The response should contain every record, reproduced exactly.

#### Data ####

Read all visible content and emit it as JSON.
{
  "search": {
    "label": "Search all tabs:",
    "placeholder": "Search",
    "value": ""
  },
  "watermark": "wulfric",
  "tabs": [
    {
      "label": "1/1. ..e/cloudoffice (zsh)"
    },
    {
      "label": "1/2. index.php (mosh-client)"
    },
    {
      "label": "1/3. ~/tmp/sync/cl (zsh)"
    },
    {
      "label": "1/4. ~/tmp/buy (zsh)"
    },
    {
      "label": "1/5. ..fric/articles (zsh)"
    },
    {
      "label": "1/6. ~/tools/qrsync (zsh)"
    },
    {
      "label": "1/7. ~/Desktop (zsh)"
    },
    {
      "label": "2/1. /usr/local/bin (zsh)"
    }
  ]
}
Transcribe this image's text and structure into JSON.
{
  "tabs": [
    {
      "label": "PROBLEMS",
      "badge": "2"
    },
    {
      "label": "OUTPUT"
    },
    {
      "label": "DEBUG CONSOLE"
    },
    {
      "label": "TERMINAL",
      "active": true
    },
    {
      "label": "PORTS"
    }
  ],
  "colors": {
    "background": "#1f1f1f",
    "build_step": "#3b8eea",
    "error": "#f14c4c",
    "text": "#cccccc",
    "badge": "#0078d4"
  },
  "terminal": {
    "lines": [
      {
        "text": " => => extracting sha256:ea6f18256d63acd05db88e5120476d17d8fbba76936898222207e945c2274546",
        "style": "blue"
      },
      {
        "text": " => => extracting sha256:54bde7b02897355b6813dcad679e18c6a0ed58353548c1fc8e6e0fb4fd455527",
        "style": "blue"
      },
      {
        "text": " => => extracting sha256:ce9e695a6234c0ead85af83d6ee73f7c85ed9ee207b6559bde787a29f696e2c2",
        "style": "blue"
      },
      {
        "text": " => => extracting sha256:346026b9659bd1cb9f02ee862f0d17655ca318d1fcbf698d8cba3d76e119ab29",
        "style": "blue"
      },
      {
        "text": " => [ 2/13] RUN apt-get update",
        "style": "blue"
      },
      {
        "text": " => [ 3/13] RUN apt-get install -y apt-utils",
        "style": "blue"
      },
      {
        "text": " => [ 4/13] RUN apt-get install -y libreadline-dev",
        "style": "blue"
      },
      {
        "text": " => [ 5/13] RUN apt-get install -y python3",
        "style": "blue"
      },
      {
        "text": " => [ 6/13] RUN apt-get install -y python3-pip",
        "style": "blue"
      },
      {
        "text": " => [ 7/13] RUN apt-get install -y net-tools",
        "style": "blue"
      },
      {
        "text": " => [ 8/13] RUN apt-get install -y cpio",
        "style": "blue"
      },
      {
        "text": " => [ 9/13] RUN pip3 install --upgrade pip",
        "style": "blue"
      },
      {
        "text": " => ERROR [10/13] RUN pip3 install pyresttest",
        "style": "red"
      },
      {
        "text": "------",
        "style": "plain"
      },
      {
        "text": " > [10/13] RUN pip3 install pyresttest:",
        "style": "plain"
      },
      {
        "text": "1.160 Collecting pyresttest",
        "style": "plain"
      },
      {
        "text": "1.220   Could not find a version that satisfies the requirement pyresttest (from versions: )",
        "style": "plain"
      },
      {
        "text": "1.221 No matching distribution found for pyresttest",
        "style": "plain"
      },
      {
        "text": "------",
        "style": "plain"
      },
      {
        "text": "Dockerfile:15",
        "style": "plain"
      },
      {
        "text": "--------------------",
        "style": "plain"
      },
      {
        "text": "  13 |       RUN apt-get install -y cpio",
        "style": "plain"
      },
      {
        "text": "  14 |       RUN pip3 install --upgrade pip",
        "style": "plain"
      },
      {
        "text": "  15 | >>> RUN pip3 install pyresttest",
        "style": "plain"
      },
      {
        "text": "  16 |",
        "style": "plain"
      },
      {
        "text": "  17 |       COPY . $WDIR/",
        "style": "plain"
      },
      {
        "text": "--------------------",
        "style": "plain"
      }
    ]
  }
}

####

### Result of this task
Read all visible content and emit it as JSON.
{
  "search": {
    "label": "Search all tabs:",
    "placeholder": "Search",
    "value": ""
  },
  "watermark": "wulfric",
  "tabs": [
    {
      "label": "1/1. ..e/cloudoffice (zsh)"
    },
    {
      "label": "1/2. index.php (mosh-client)"
    },
    {
      "label": "1/3. ~/tmp/sync/cl (zsh)"
    },
    {
      "label": "1/4. ~/tmp/buy (zsh)"
    },
    {
      "label": "1/5. ..fric/articles (zsh)"
    },
    {
      "label": "1/6. ~/tools/qrsync (zsh)"
    },
    {
      "label": "1/7. ~/Desktop (zsh)"
    },
    {
      "label": "2/1. /usr/local/bin (zsh)"
    }
  ]
}
Transcribe this image's text and structure into JSON.
{
  "tabs": [
    {
      "label": "PROBLEMS",
      "badge": "2"
    },
    {
      "label": "OUTPUT"
    },
    {
      "label": "DEBUG CONSOLE"
    },
    {
      "label": "TERMINAL",
      "active": true
    },
    {
      "label": "PORTS"
    }
  ],
  "colors": {
    "background": "#1f1f1f",
    "build_step": "#3b8eea",
    "error": "#f14c4c",
    "text": "#cccccc",
    "badge": "#0078d4"
  },
  "terminal": {
    "lines": [
      {
        "text": " => => extracting sha256:ea6f18256d63acd05db88e5120476d17d8fbba76936898222207e945c2274546",
        "style": "blue"
      },
      {
        "text": " => => extracting sha256:54bde7b02897355b6813dcad679e18c6a0ed58353548c1fc8e6e0fb4fd455527",
        "style": "blue"
      },
      {
        "text": " => => extracting sha256:ce9e695a6234c0ead85af83d6ee73f7c85ed9ee207b6559bde787a29f696e2c2",
        "style": "blue"
      },
      {
        "text": " => => extracting sha256:346026b9659bd1cb9f02ee862f0d17655ca318d1fcbf698d8cba3d76e119ab29",
        "style": "blue"
      },
      {
        "text": " => [ 2/13] RUN apt-get update",
        "style": "blue"
      },
      {
        "text": " => [ 3/13] RUN apt-get install -y apt-utils",
        "style": "blue"
      },
      {
        "text": " => [ 4/13] RUN apt-get install -y libreadline-dev",
        "style": "blue"
      },
      {
        "text": " => [ 5/13] RUN apt-get install -y python3",
        "style": "blue"
      },
      {
        "text": " => [ 6/13] RUN apt-get install -y python3-pip",
        "style": "blue"
      },
      {
        "text": " => [ 7/13] RUN apt-get install -y net-tools",
        "style": "blue"
      },
      {
        "text": " => [ 8/13] RUN apt-get install -y cpio",
        "style": "blue"
      },
      {
        "text": " => [ 9/13] RUN pip3 install --upgrade pip",
        "style": "blue"
      },
      {
        "text": " => ERROR [10/13] RUN pip3 install pyresttest",
        "style": "red"
      },
      {
        "text": "------",
        "style": "plain"
      },
      {
        "text": " > [10/13] RUN pip3 install pyresttest:",
        "style": "plain"
      },
      {
        "text": "1.160 Collecting pyresttest",
        "style": "plain"
      },
      {
        "text": "1.220   Could not find a version that satisfies the requirement pyresttest (from versions: )",
        "style": "plain"
      },
      {
        "text": "1.221 No matching distribution found for pyresttest",
        "style": "plain"
      },
      {
        "text": "------",
        "style": "plain"
      },
      {
        "text": "Dockerfile:15",
        "style": "plain"
      },
      {
        "text": "--------------------",
        "style": "plain"
      },
      {
        "text": "  13 |       RUN apt-get install -y cpio",
        "style": "plain"
      },
      {
        "text": "  14 |       RUN pip3 install --upgrade pip",
        "style": "plain"
      },
      {
        "text": "  15 | >>> RUN pip3 install pyresttest",
        "style": "plain"
      },
      {
        "text": "  16 |",
        "style": "plain"
      },
      {
        "text": "  17 |       COPY . $WDIR/",
        "style": "plain"
      },
      {
        "text": "--------------------",
        "style": "plain"
      }
    ]
  }
}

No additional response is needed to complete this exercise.